Laura: We came up with the idea for Apiece Apart while on a road trip to West Texas. We are both attracted to the landscape of the American Southwest with its expansiveness and freedom, its starkness and palette. We also love artists who are drawn there—Turrell, OˇKeeffe, Judd, Smithson, Agnes Martin. The landscape attracts renegades and adventurers—doers and thinkers. Our type of women and men.
You reference works from Margaret Howell to Georgia OˇKeeffe to Le Corbusier. What is it about the art you cite that makes it relevant to the brand?
Starr: The works we cite comprise our world view and are our personal palettes. And like the Apiece Apart woman, we are much more the books we read, the films we watch, the art we love than the blouse we wear. Apiece Apart is just there to support us.
At a certain point, we started saying ‘yes.’ During the origins, it was all about ‘no.’
How do you solve creative conflict between one another?
Laura: We generally approach it by “she who cares most wins.” And usually, we switch positions somewhere in the middle, and will argue for the other’s earlier position.
How do you think fashion has changed since you started the brand?
Starr: We started the brand in early 2008 and minimal was not the reigning aesthetic. We would mention “uniform dressing” and buyers would wince. Since, Phoebe Philo took over Céline and the world started jiving with the minimal approach to wardrobe building. We have a lot more competition now, which is a good thing. The idea is right!
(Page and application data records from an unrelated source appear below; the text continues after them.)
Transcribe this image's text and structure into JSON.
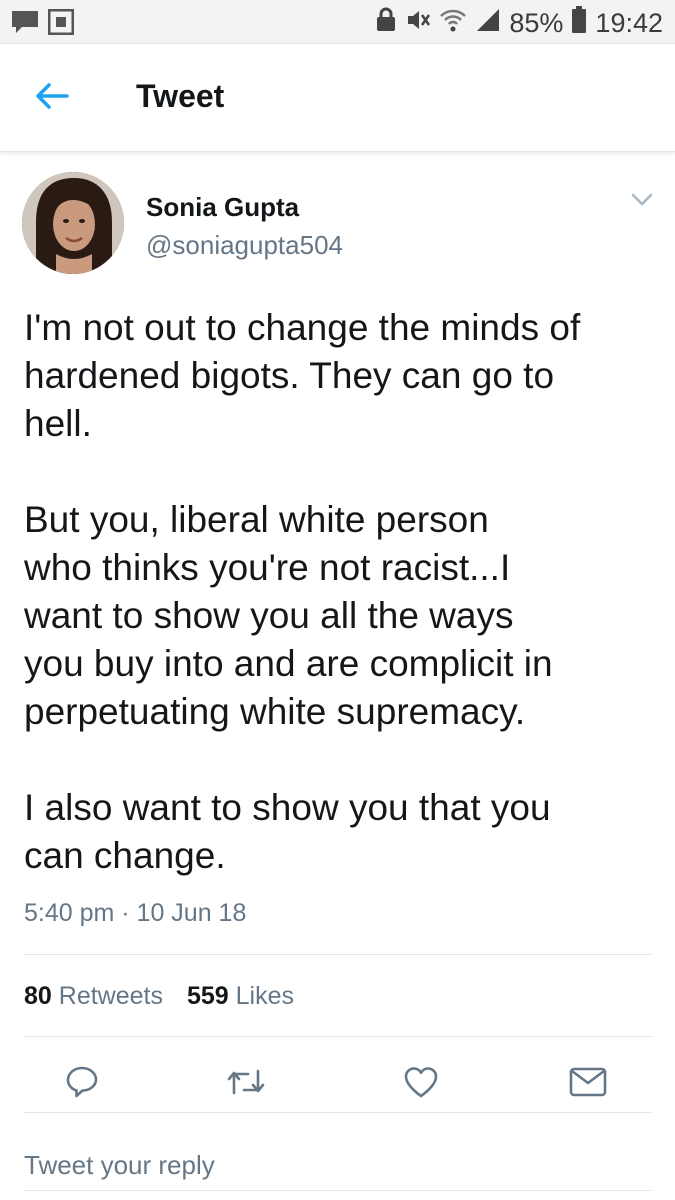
{
  "status_bar": {
    "battery": "85%",
    "time": "19:42",
    "icons": [
      "chat-icon",
      "gallery-icon",
      "lock-icon",
      "mute-icon",
      "wifi-icon",
      "signal-icon",
      "battery-icon"
    ]
  },
  "header": {
    "back_icon": "back-arrow-icon",
    "title": "Tweet"
  },
  "tweet": {
    "author_name": "Sonia Gupta",
    "author_handle": "@soniagupta504",
    "paragraphs": [
      [
        "I'm not out to change the minds of",
        "hardened bigots. They can go to",
        "hell."
      ],
      [
        "But you, liberal white person",
        "who thinks you're not racist...I",
        "want to show you all the ways",
        "you buy into and are complicit in",
        "perpetuating white supremacy."
      ],
      [
        "I also want to show you that you",
        "can change."
      ]
    ],
    "timestamp": "5:40 pm · 10 Jun 18"
  },
  "stats": {
    "retweets_count": "80",
    "retweets_label": "Retweets",
    "likes_count": "559",
    "likes_label": "Likes"
  },
  "actions": [
    "reply-icon",
    "retweet-icon",
    "like-icon",
    "message-icon"
  ],
  "reply": {
    "placeholder": "Tweet your reply"
  },
  "colors": {
    "accent": "#1da1f2",
    "secondary_text": "#657786",
    "primary_text": "#14171a",
    "divider": "#e1e8ed"
  }
}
How do you describe Apiece Apart to other people?
Laura: “Take it easy.”